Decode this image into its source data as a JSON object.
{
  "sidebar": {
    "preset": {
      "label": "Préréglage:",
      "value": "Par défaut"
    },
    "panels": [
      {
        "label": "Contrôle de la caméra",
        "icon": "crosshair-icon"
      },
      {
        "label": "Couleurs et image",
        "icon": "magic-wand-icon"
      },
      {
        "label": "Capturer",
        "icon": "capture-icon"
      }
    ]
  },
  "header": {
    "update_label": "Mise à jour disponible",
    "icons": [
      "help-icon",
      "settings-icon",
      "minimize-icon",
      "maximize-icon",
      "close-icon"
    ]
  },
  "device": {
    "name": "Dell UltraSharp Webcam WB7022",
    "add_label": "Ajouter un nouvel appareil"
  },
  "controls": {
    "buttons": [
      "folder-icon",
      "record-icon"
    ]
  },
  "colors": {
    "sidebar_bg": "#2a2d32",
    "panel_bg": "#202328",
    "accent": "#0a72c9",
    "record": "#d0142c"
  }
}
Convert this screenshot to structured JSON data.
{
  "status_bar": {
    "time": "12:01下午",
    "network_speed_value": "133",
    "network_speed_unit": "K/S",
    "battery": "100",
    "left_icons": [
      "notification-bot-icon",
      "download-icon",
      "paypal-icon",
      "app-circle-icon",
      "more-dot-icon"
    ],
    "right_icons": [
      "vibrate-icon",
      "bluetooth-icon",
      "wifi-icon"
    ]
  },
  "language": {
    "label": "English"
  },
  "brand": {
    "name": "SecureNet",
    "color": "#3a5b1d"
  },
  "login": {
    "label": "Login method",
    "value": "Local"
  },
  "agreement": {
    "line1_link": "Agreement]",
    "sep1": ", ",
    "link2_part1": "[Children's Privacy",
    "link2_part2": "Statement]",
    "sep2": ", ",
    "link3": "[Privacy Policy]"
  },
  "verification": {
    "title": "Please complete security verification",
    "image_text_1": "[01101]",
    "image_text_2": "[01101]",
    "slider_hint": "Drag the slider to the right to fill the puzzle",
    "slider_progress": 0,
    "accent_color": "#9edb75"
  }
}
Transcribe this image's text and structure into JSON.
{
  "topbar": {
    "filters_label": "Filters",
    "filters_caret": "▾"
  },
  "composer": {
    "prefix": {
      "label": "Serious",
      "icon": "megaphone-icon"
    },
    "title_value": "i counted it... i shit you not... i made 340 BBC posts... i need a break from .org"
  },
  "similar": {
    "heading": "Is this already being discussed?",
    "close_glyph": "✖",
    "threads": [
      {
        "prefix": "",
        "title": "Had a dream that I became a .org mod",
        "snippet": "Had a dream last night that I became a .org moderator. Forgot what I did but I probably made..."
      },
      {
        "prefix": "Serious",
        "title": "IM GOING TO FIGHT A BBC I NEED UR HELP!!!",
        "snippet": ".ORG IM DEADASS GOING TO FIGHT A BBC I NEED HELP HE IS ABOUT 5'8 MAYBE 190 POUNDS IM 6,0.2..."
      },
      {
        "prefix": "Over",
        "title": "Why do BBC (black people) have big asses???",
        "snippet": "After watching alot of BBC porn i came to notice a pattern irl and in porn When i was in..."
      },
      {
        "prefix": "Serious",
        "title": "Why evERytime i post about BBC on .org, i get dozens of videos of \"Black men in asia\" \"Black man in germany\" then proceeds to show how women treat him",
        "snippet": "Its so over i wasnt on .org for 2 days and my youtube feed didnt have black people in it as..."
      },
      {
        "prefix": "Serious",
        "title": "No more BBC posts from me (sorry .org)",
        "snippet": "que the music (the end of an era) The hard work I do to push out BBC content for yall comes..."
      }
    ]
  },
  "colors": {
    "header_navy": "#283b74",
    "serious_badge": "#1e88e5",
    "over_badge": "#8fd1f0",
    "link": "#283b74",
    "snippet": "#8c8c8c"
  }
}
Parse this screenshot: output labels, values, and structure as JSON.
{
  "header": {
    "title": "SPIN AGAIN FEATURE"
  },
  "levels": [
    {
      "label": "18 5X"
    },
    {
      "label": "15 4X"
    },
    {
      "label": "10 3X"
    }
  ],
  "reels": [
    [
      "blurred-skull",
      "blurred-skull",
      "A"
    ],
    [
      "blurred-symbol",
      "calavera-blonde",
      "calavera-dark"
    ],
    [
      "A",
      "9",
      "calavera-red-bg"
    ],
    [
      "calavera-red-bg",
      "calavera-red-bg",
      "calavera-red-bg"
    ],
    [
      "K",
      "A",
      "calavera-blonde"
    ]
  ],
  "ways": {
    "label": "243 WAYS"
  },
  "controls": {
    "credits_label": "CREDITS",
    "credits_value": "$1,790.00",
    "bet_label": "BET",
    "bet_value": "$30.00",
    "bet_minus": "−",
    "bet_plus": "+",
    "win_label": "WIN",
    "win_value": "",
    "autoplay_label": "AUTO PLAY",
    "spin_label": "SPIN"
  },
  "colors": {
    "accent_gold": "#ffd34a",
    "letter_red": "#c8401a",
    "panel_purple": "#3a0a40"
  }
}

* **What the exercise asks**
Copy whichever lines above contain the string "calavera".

* **Result of the exercise**
      "calavera-blonde",
      "calavera-dark"
      "calavera-red-bg"
      "calavera-red-bg",
      "calavera-red-bg",
      "calavera-red-bg"
      "calavera-blonde"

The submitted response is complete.